━━━ EXCERPTED RECORDS ━━━

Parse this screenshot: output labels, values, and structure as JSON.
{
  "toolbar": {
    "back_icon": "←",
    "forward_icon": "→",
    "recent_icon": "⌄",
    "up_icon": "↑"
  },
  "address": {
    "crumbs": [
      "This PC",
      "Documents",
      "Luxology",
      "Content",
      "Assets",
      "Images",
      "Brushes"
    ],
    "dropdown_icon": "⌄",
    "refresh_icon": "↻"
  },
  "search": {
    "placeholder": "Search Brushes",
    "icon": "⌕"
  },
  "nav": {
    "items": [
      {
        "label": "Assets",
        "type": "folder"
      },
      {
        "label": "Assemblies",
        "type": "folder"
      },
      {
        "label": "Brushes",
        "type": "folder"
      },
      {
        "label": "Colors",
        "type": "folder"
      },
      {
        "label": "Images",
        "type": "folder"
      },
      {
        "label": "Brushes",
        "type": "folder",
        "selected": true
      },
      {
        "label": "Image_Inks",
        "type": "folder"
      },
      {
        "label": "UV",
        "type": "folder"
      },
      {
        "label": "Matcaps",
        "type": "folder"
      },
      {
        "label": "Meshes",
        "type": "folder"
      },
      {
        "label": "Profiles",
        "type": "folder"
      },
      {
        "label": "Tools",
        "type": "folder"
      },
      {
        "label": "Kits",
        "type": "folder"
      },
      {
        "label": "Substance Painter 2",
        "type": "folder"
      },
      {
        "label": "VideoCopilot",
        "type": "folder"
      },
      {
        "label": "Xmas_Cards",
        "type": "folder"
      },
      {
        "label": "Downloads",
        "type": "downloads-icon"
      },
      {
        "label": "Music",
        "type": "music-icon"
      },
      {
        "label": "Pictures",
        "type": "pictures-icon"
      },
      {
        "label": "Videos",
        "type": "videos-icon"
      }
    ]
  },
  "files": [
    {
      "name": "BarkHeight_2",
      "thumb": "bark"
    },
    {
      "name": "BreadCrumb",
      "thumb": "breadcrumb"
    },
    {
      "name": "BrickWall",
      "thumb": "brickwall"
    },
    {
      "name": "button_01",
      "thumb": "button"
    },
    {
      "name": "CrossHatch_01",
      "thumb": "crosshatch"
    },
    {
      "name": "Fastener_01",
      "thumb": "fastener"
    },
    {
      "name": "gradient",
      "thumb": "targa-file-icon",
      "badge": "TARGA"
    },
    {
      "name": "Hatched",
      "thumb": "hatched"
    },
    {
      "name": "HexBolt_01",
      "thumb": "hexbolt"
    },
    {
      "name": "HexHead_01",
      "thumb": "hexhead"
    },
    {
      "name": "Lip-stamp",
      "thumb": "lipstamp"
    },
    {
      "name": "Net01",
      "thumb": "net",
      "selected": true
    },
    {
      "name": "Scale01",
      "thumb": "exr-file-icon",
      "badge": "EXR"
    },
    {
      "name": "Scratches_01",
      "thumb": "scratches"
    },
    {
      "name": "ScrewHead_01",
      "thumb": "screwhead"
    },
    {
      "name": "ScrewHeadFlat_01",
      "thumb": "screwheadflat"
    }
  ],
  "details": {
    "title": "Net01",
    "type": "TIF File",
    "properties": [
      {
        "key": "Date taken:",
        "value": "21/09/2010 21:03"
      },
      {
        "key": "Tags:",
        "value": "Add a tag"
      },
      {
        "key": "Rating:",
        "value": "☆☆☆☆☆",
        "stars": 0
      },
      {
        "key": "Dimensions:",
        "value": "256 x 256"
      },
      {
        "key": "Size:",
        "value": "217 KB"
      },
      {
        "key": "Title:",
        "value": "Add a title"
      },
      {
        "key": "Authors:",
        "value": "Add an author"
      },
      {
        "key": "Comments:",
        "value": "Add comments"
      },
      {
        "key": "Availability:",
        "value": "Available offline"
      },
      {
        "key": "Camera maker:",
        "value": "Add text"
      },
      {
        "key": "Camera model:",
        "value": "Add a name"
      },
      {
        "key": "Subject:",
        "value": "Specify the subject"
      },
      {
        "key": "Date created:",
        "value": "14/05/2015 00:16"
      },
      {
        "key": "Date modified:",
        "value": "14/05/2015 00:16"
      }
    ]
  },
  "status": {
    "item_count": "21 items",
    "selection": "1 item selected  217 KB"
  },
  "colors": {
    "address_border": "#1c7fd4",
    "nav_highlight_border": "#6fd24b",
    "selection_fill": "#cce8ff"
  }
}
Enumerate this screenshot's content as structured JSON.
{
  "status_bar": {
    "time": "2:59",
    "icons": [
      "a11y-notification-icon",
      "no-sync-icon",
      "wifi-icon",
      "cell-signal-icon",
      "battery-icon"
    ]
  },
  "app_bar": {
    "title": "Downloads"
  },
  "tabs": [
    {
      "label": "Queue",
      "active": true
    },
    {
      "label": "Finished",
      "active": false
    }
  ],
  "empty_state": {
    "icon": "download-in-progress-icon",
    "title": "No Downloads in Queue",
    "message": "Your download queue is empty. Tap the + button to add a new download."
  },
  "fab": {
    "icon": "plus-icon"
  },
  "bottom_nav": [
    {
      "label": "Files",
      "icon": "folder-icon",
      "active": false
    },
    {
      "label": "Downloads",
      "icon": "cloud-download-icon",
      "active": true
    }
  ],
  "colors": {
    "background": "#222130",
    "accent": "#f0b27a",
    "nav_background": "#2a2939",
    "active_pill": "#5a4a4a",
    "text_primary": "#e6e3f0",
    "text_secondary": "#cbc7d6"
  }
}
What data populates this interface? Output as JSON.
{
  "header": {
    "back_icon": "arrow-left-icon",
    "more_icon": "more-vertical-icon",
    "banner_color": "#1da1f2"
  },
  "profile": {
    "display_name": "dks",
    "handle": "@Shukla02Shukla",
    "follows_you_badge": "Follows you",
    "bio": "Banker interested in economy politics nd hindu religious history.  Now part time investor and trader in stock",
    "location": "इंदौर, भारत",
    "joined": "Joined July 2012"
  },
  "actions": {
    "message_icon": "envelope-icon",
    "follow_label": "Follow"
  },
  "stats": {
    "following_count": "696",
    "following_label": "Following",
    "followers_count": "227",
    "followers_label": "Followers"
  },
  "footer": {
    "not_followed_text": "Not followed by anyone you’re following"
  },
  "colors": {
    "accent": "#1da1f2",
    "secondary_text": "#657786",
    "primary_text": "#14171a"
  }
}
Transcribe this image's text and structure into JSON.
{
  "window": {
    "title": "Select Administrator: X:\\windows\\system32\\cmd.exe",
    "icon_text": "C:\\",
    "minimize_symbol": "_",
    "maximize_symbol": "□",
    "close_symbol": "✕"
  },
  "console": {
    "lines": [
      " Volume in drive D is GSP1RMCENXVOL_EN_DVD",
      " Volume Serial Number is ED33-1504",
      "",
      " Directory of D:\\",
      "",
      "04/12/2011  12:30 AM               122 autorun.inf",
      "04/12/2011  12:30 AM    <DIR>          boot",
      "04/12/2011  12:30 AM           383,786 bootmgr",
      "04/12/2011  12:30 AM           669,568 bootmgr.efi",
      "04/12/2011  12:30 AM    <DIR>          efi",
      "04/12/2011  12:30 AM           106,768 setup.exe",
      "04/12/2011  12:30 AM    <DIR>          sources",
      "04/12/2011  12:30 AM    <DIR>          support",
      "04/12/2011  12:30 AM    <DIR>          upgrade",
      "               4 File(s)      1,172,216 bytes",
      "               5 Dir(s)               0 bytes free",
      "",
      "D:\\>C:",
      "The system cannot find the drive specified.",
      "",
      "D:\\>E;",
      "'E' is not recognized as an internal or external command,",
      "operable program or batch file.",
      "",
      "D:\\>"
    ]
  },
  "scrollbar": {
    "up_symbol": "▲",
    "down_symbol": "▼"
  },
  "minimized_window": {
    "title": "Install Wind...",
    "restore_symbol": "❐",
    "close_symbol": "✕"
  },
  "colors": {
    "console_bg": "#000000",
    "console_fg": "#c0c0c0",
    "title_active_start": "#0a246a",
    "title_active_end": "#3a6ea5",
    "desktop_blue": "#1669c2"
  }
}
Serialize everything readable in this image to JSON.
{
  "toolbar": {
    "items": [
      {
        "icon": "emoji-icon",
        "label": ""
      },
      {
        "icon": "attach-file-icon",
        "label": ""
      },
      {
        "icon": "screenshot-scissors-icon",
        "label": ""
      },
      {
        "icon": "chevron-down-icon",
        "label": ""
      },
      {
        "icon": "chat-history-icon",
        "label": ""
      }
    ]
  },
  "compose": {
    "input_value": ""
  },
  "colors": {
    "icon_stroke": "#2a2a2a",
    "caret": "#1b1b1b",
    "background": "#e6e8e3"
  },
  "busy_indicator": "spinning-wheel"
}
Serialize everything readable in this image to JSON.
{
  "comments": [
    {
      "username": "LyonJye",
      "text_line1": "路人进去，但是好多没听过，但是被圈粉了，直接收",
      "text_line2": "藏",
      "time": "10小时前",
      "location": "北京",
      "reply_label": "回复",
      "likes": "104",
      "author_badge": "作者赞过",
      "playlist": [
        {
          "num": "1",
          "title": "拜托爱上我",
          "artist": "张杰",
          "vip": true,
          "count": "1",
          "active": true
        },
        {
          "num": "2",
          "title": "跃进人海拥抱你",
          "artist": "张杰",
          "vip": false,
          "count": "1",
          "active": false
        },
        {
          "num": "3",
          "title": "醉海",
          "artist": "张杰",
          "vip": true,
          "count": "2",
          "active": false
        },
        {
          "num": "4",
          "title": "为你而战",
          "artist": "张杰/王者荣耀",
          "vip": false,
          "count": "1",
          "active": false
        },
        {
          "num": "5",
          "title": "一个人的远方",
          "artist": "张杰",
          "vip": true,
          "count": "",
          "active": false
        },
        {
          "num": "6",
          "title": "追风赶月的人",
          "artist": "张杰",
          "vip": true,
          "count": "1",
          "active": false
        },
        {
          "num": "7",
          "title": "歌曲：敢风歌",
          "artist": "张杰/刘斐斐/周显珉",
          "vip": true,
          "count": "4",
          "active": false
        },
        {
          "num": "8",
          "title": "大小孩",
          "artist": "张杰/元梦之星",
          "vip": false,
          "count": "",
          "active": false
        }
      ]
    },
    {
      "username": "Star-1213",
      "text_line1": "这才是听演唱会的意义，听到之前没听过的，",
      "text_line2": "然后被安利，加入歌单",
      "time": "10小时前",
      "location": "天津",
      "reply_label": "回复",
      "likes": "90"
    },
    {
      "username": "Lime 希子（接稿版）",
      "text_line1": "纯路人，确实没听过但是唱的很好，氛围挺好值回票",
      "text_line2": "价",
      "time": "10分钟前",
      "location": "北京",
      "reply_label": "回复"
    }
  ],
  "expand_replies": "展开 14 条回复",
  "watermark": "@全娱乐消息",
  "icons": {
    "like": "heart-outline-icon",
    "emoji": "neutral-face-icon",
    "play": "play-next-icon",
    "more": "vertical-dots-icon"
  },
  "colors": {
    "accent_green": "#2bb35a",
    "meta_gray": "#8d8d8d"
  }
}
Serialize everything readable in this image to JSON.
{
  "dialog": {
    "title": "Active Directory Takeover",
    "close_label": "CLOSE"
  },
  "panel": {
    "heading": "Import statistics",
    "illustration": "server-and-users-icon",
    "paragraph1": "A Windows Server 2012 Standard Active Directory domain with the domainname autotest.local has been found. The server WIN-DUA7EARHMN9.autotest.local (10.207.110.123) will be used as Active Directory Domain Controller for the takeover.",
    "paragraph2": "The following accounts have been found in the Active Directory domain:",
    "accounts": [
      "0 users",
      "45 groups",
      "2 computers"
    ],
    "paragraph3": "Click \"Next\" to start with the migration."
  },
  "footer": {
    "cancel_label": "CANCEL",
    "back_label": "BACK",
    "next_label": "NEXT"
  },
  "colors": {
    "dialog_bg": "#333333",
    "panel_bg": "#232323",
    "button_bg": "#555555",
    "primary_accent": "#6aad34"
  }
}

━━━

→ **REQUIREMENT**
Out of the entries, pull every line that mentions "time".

→ **SOLUTION TO THIS EXERCISE**
    "time": "2:59",
    "bio": "Banker interested in economy politics nd hindu religious history.  Now part time investor and trader in stock",
      "time": "10小时前",
      "time": "10小时前",
      "time": "10分钟前",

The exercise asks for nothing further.